- [Your task]: The pictures do not belong in the copy. Restate all of the records word for word.

============================================================

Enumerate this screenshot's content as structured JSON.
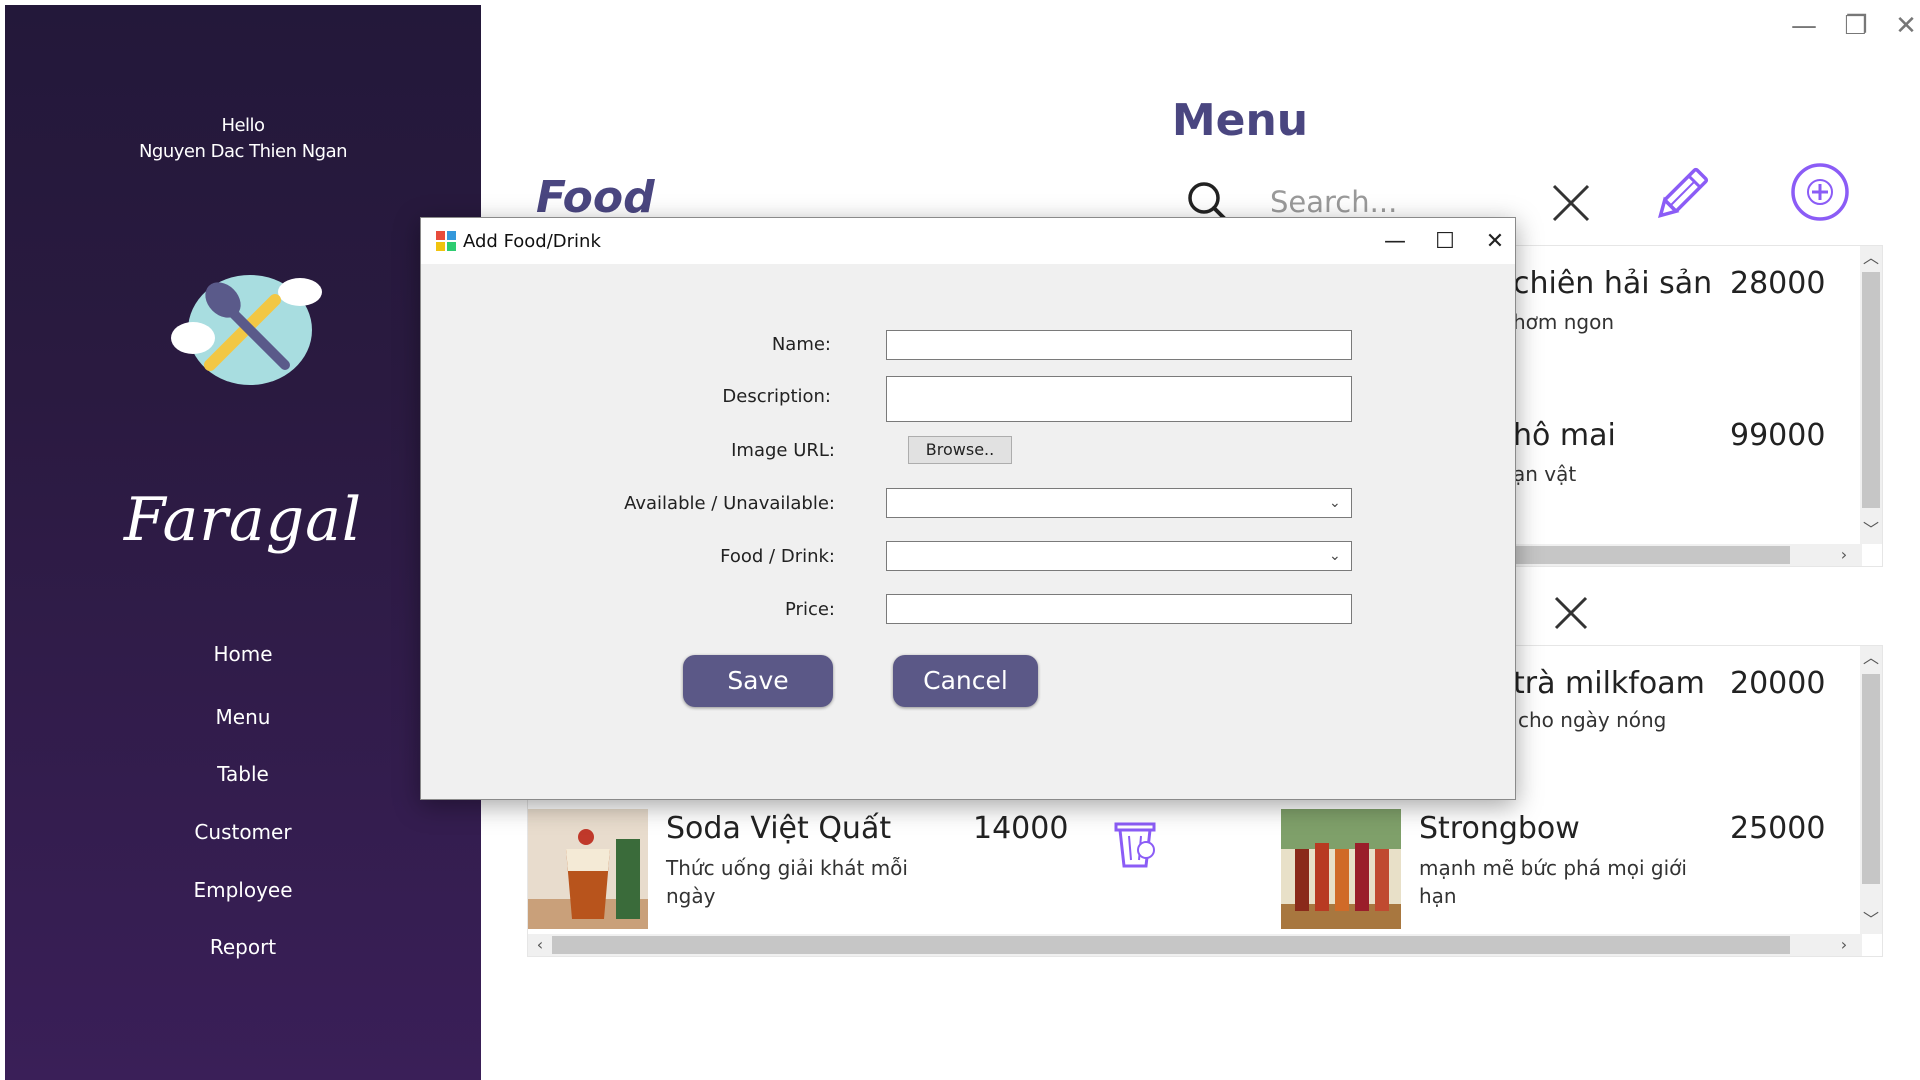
{
  "sidebar": {
    "greeting": "Hello",
    "username": "Nguyen Dac Thien Ngan",
    "brand": "Faragal",
    "nav": [
      "Home",
      "Menu",
      "Table",
      "Customer",
      "Employee",
      "Report"
    ]
  },
  "window_controls": {
    "minimize": "—",
    "maximize": "❐",
    "close": "✕"
  },
  "main": {
    "title": "Menu",
    "section": "Food",
    "search_placeholder": "Search..."
  },
  "food_items": [
    {
      "name": "chiên hải sản",
      "desc": "hơm ngon",
      "price": "28000"
    },
    {
      "name": "hô mai",
      "desc": "ạn vật",
      "price": "99000"
    }
  ],
  "drink_items": [
    {
      "name": "trà milkfoam",
      "desc": "cho ngày nóng",
      "price": "20000"
    },
    {
      "name": "Soda Việt Quất",
      "desc": "Thức uống giải khát mỗi ngày",
      "price": "14000"
    },
    {
      "name": "Strongbow",
      "desc": "mạnh mẽ bức phá mọi giới hạn",
      "price": "25000"
    }
  ],
  "dialog": {
    "title": "Add Food/Drink",
    "labels": {
      "name": "Name:",
      "description": "Description:",
      "image_url": "Image URL:",
      "availability": "Available / Unavailable:",
      "type": "Food / Drink:",
      "price": "Price:"
    },
    "browse": "Browse..",
    "save": "Save",
    "cancel": "Cancel",
    "values": {
      "name": "",
      "description": "",
      "availability": "",
      "type": "",
      "price": ""
    }
  },
  "colors": {
    "accent": "#4a4680",
    "button": "#5b5887",
    "icon_purple": "#8b5cf6"
  }
}
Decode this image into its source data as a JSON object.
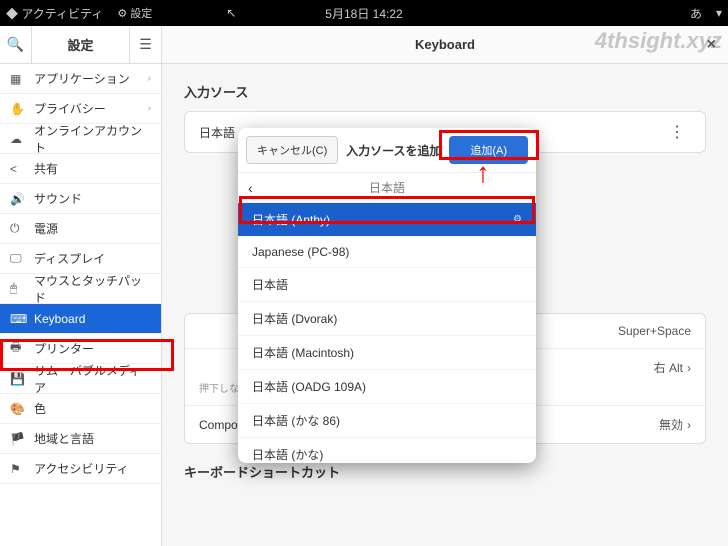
{
  "topbar": {
    "activities": "アクティビティ",
    "settings": "設定",
    "datetime": "5月18日  14:22",
    "ime": "あ"
  },
  "watermark": "4thsight.xyz",
  "sidebar": {
    "title": "設定",
    "items": [
      {
        "icon": "▦",
        "label": "アプリケーション",
        "chev": true
      },
      {
        "icon": "✋",
        "label": "プライバシー",
        "chev": true
      },
      {
        "icon": "☁",
        "label": "オンラインアカウント"
      },
      {
        "icon": "<",
        "label": "共有"
      },
      {
        "icon": "🔊",
        "label": "サウンド"
      },
      {
        "icon": "⏻",
        "label": "電源"
      },
      {
        "icon": "🖵",
        "label": "ディスプレイ"
      },
      {
        "icon": "🖱",
        "label": "マウスとタッチパッド"
      },
      {
        "icon": "⌨",
        "label": "Keyboard",
        "selected": true
      },
      {
        "icon": "🖶",
        "label": "プリンター"
      },
      {
        "icon": "💾",
        "label": "リムーバブルメディア"
      },
      {
        "icon": "🎨",
        "label": "色"
      },
      {
        "icon": "🏴",
        "label": "地域と言語"
      },
      {
        "icon": "⚑",
        "label": "アクセシビリティ"
      }
    ]
  },
  "main": {
    "title": "Keyboard",
    "section1": "入力ソース",
    "row1_label": "日本語",
    "section2_row1_label": "",
    "row_super": "Super+Space",
    "row_alt_label": "",
    "row_alt_val": "右 Alt",
    "row_alt_sub": "押下しながらキー入力すると別の文字を入力できます",
    "row_compose": "Compose キー",
    "row_compose_val": "無効",
    "section3": "キーボードショートカット"
  },
  "dialog": {
    "cancel": "キャンセル(C)",
    "title": "入力ソースを追加",
    "add": "追加(A)",
    "subhead": "日本語",
    "items": [
      {
        "label": "日本語 (Anthy)",
        "selected": true,
        "badge": "⚙"
      },
      {
        "label": "Japanese (PC-98)"
      },
      {
        "label": "日本語"
      },
      {
        "label": "日本語 (Dvorak)"
      },
      {
        "label": "日本語 (Macintosh)"
      },
      {
        "label": "日本語 (OADG 109A)"
      },
      {
        "label": "日本語 (かな 86)"
      },
      {
        "label": "日本語 (かな)"
      }
    ]
  }
}
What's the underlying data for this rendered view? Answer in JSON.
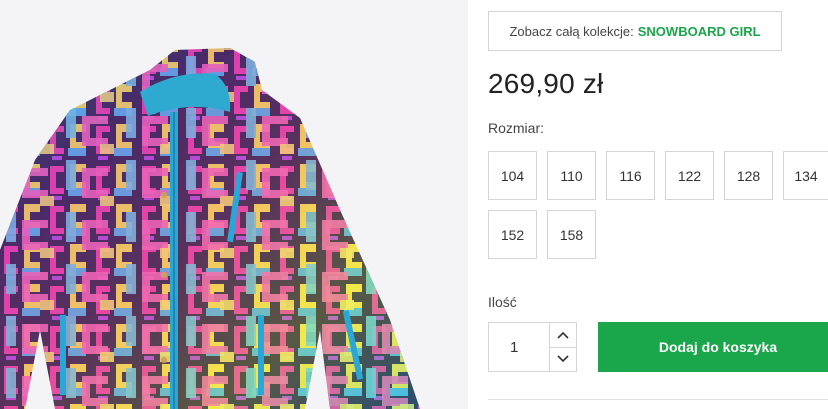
{
  "collection": {
    "prefix": "Zobacz całą kolekcje:",
    "name": "SNOWBOARD GIRL"
  },
  "price": "269,90 zł",
  "size_label": "Rozmiar:",
  "sizes": [
    "104",
    "110",
    "116",
    "122",
    "128",
    "134",
    "152",
    "158"
  ],
  "quantity": {
    "label": "Ilość",
    "value": "1"
  },
  "cart_button": "Dodaj do koszyka",
  "colors": {
    "accent": "#1aa64a",
    "border": "#d4d4d4",
    "text": "#222222"
  },
  "icons": [
    "chevron-up-icon",
    "chevron-down-icon"
  ]
}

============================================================

- [Response to the task]:
Enumerate this screenshot's content as structured JSON.
{
  "sidebar": {
    "greeting": "Hello",
    "username": "Nguyen Dac Thien Ngan",
    "brand": "Faragal",
    "nav": [
      "Home",
      "Menu",
      "Table",
      "Customer",
      "Employee",
      "Report"
    ]
  },
  "window_controls": {
    "minimize": "—",
    "maximize": "❐",
    "close": "✕"
  },
  "main": {
    "title": "Menu",
    "section": "Food",
    "search_placeholder": "Search..."
  },
  "food_items": [
    {
      "name": "chiên hải sản",
      "desc": "hơm ngon",
      "price": "28000"
    },
    {
      "name": "hô mai",
      "desc": "ạn vật",
      "price": "99000"
    }
  ],
  "drink_items": [
    {
      "name": "trà milkfoam",
      "desc": "cho ngày nóng",
      "price": "20000"
    },
    {
      "name": "Soda Việt Quất",
      "desc": "Thức uống giải khát mỗi ngày",
      "price": "14000"
    },
    {
      "name": "Strongbow",
      "desc": "mạnh mẽ bức phá mọi giới hạn",
      "price": "25000"
    }
  ],
  "dialog": {
    "title": "Add Food/Drink",
    "labels": {
      "name": "Name:",
      "description": "Description:",
      "image_url": "Image URL:",
      "availability": "Available / Unavailable:",
      "type": "Food / Drink:",
      "price": "Price:"
    },
    "browse": "Browse..",
    "save": "Save",
    "cancel": "Cancel",
    "values": {
      "name": "",
      "description": "",
      "availability": "",
      "type": "",
      "price": ""
    }
  },
  "colors": {
    "accent": "#4a4680",
    "button": "#5b5887",
    "icon_purple": "#8b5cf6"
  }
}
Decode this image into its source data as a JSON object.
{
  "topbar": {
    "activities": "アクティビティ",
    "settings": "設定",
    "datetime": "5月18日  14:22",
    "ime": "あ"
  },
  "watermark": "4thsight.xyz",
  "sidebar": {
    "title": "設定",
    "items": [
      {
        "icon": "▦",
        "label": "アプリケーション",
        "chev": true
      },
      {
        "icon": "✋",
        "label": "プライバシー",
        "chev": true
      },
      {
        "icon": "☁",
        "label": "オンラインアカウント"
      },
      {
        "icon": "<",
        "label": "共有"
      },
      {
        "icon": "🔊",
        "label": "サウンド"
      },
      {
        "icon": "⏻",
        "label": "電源"
      },
      {
        "icon": "🖵",
        "label": "ディスプレイ"
      },
      {
        "icon": "🖱",
        "label": "マウスとタッチパッド"
      },
      {
        "icon": "⌨",
        "label": "Keyboard",
        "selected": true
      },
      {
        "icon": "🖶",
        "label": "プリンター"
      },
      {
        "icon": "💾",
        "label": "リムーバブルメディア"
      },
      {
        "icon": "🎨",
        "label": "色"
      },
      {
        "icon": "🏴",
        "label": "地域と言語"
      },
      {
        "icon": "⚑",
        "label": "アクセシビリティ"
      }
    ]
  },
  "main": {
    "title": "Keyboard",
    "section1": "入力ソース",
    "row1_label": "日本語",
    "section2_row1_label": "",
    "row_super": "Super+Space",
    "row_alt_label": "",
    "row_alt_val": "右 Alt",
    "row_alt_sub": "押下しながらキー入力すると別の文字を入力できます",
    "row_compose": "Compose キー",
    "row_compose_val": "無効",
    "section3": "キーボードショートカット"
  },
  "dialog": {
    "cancel": "キャンセル(C)",
    "title": "入力ソースを追加",
    "add": "追加(A)",
    "subhead": "日本語",
    "items": [
      {
        "label": "日本語 (Anthy)",
        "selected": true,
        "badge": "⚙"
      },
      {
        "label": "Japanese (PC-98)"
      },
      {
        "label": "日本語"
      },
      {
        "label": "日本語 (Dvorak)"
      },
      {
        "label": "日本語 (Macintosh)"
      },
      {
        "label": "日本語 (OADG 109A)"
      },
      {
        "label": "日本語 (かな 86)"
      },
      {
        "label": "日本語 (かな)"
      }
    ]
  }
}
What's the underlying data for this rendered view? Answer in JSON.
{
  "collection": {
    "prefix": "Zobacz całą kolekcje:",
    "name": "SNOWBOARD GIRL"
  },
  "price": "269,90 zł",
  "size_label": "Rozmiar:",
  "sizes": [
    "104",
    "110",
    "116",
    "122",
    "128",
    "134",
    "152",
    "158"
  ],
  "quantity": {
    "label": "Ilość",
    "value": "1"
  },
  "cart_button": "Dodaj do koszyka",
  "colors": {
    "accent": "#1aa64a",
    "border": "#d4d4d4",
    "text": "#222222"
  },
  "icons": [
    "chevron-up-icon",
    "chevron-down-icon"
  ]
}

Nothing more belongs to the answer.